Your task – In your copy, reproduce the entries exactly as they are, minus the images.

Extracted material –
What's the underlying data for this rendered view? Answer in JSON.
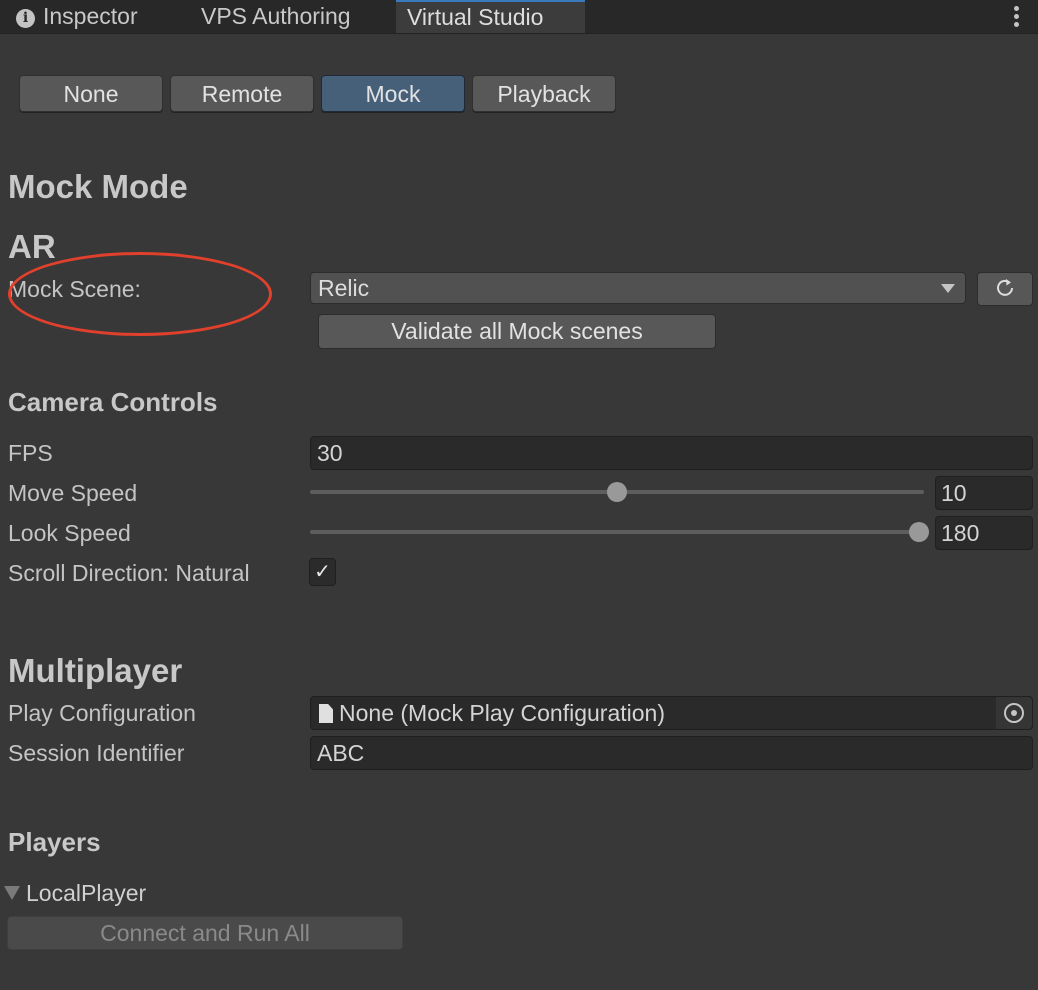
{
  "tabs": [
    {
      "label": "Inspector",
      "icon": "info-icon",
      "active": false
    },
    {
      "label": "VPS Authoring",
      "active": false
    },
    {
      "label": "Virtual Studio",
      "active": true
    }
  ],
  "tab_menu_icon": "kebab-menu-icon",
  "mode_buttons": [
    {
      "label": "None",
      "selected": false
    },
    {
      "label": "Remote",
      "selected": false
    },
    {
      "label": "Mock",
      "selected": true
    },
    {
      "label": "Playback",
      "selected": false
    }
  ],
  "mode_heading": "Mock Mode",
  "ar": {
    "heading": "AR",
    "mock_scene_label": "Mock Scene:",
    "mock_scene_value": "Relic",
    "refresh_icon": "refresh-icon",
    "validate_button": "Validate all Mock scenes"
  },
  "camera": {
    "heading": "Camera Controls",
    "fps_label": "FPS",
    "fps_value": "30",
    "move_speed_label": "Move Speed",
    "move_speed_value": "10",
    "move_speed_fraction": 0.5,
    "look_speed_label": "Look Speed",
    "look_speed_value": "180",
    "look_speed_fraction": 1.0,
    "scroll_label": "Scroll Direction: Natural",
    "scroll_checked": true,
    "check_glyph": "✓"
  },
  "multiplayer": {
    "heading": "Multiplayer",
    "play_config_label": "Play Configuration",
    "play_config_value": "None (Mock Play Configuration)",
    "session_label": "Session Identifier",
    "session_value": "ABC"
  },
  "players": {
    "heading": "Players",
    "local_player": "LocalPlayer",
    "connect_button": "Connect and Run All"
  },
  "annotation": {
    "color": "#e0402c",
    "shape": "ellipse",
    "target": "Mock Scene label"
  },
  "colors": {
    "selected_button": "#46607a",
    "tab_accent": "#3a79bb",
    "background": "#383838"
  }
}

Exercise solution –
What's the underlying data for this rendered view? Answer in JSON.
{
  "tabs": [
    {
      "label": "Inspector",
      "icon": "info-icon",
      "active": false
    },
    {
      "label": "VPS Authoring",
      "active": false
    },
    {
      "label": "Virtual Studio",
      "active": true
    }
  ],
  "tab_menu_icon": "kebab-menu-icon",
  "mode_buttons": [
    {
      "label": "None",
      "selected": false
    },
    {
      "label": "Remote",
      "selected": false
    },
    {
      "label": "Mock",
      "selected": true
    },
    {
      "label": "Playback",
      "selected": false
    }
  ],
  "mode_heading": "Mock Mode",
  "ar": {
    "heading": "AR",
    "mock_scene_label": "Mock Scene:",
    "mock_scene_value": "Relic",
    "refresh_icon": "refresh-icon",
    "validate_button": "Validate all Mock scenes"
  },
  "camera": {
    "heading": "Camera Controls",
    "fps_label": "FPS",
    "fps_value": "30",
    "move_speed_label": "Move Speed",
    "move_speed_value": "10",
    "move_speed_fraction": 0.5,
    "look_speed_label": "Look Speed",
    "look_speed_value": "180",
    "look_speed_fraction": 1.0,
    "scroll_label": "Scroll Direction: Natural",
    "scroll_checked": true,
    "check_glyph": "✓"
  },
  "multiplayer": {
    "heading": "Multiplayer",
    "play_config_label": "Play Configuration",
    "play_config_value": "None (Mock Play Configuration)",
    "session_label": "Session Identifier",
    "session_value": "ABC"
  },
  "players": {
    "heading": "Players",
    "local_player": "LocalPlayer",
    "connect_button": "Connect and Run All"
  },
  "annotation": {
    "color": "#e0402c",
    "shape": "ellipse",
    "target": "Mock Scene label"
  },
  "colors": {
    "selected_button": "#46607a",
    "tab_accent": "#3a79bb",
    "background": "#383838"
  }
}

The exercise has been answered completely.